at various businesses while growing up, including Kroger, Jay-C Foods,
Bircher Volkswagon and Mills Department Store.
Even today, Armstrong makes frequent trips to Madison, often dropping
off his mother, Elizabeth, with her friends for the day. Armstrong has
stayed in touch with several friends from Madison, including Harold
Peewee Lakeman, a City of Madison administrator. Last summer,
Armstrong invited a group from Madison to his suite to watch a Louisville
RiverBats game. Lakeman organized the trip.
Hes been a good friend and he treats me like a king, which
Im not, said Lakeman, a high school classmate and track
teammate of Armstrongs. Im proud of him and what hes
done. Hes one of us and hes not ashamed to tell people where
hes from. He gives Madison a good name.
Madison Track Team yearbook
photo with Dave Armstrong at
far left in back row.
Armstrong attended the 1959 Madison class reunion two
years ago at Clifty Inn. Lakeman said he was eagerly greeted by his
One classmate, Max Lowry of Madison, remembers Armstrong as easy-going
and well-liked. He was a people-person and you could tell he had charisma.
Lowry, a retired executive from Madison Bank and Trust Co., ran track
with Armstrong and the two attended their freshman year at nearby Hanover
College together. Lowry recalled that Armstrong, who had never played
football before, was recruited to try out for the college football team
because of his track skills. Lowry couldnt remember Armstrong
ever getting into a game, but recalled an incident when a player in
the game ran over Armstrong as he stood watching on the sidelines. Armstrong
suffered a broken ankle.
We still joke about his football injury from a game in which he
never played, Lowry said.
Armstrong didnt stick with football for long.
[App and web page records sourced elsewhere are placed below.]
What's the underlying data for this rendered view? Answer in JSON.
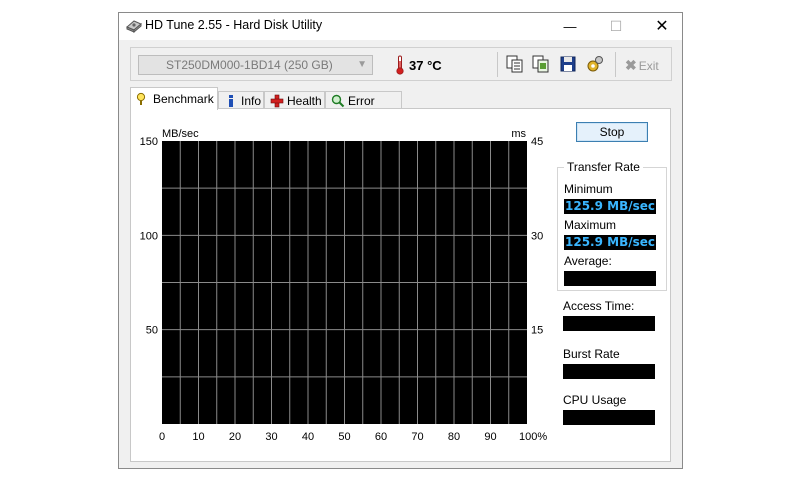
{
  "window": {
    "title": "HD Tune 2.55 - Hard Disk Utility",
    "controls": {
      "minimize": "—",
      "maximize": "☐",
      "close": "✕"
    }
  },
  "toolbar": {
    "drive": "ST250DM000-1BD14 (250 GB)",
    "temperature": "37 °C",
    "icons": [
      "copy-text-icon",
      "copy-screenshot-icon",
      "save-icon",
      "options-icon"
    ],
    "exit_label": "Exit"
  },
  "tabs": [
    {
      "label": "Benchmark",
      "icon": "benchmark-icon",
      "active": true
    },
    {
      "label": "Info",
      "icon": "info-icon",
      "active": false
    },
    {
      "label": "Health",
      "icon": "health-icon",
      "active": false
    },
    {
      "label": "Error Scan",
      "icon": "error-scan-icon",
      "active": false
    }
  ],
  "benchmark": {
    "stop_label": "Stop",
    "transfer_rate_title": "Transfer Rate",
    "minimum_label": "Minimum",
    "minimum_value": "125.9 MB/sec",
    "maximum_label": "Maximum",
    "maximum_value": "125.9 MB/sec",
    "average_label": "Average:",
    "average_value": "",
    "access_time_label": "Access Time:",
    "access_time_value": "",
    "burst_rate_label": "Burst Rate",
    "burst_rate_value": "",
    "cpu_usage_label": "CPU Usage",
    "cpu_usage_value": ""
  },
  "chart_data": {
    "type": "line",
    "ylabel_left": "MB/sec",
    "ylabel_right": "ms",
    "ylim_left": [
      0,
      150
    ],
    "ylim_right": [
      0,
      45
    ],
    "yticks_left": [
      "150",
      "100",
      "50"
    ],
    "yticks_right": [
      "45",
      "30",
      "15"
    ],
    "xlim": [
      0,
      100
    ],
    "xticks": [
      "0",
      "10",
      "20",
      "30",
      "40",
      "50",
      "60",
      "70",
      "80",
      "90",
      "100%"
    ],
    "grid": true,
    "series": []
  }
}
He left Hanover
the next year and later graduated from Murray State University. He earned
his law degree at the University of Louisville in 1969, then began his
law career as a police court prosecutor.
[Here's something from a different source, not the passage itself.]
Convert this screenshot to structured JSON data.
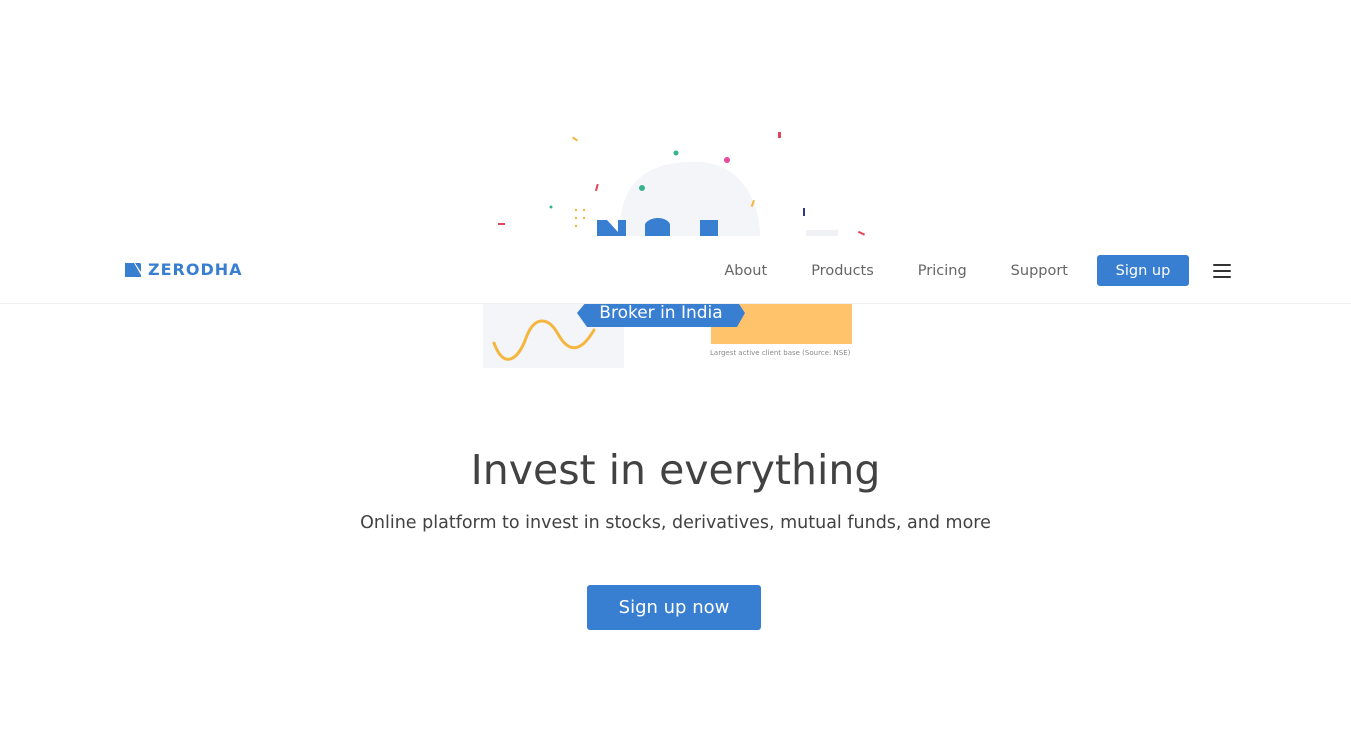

Hank Bentz was not in Armstrongs class but remembers him from
the track team. Bentz, who now handles public relations for Madisons
Ivy Tech State College campus, said Armstrong was a good student
and very detailed oriented, a trait that probably helped him as mayor.
Bentz recalled Armstrong to be very popular and someone whom everyone
liked. And the fact he ran track showed he could handle a grueling sport.
In his new role at U of L, Armstrong said he hopes to encourage students
to consider a career in public service. The people Ive met
who hold office have great abilities and integrity and are usually big
Although Armstrong didnt say it, his friends in Madison would
likely put him in that group.
Back to January 2003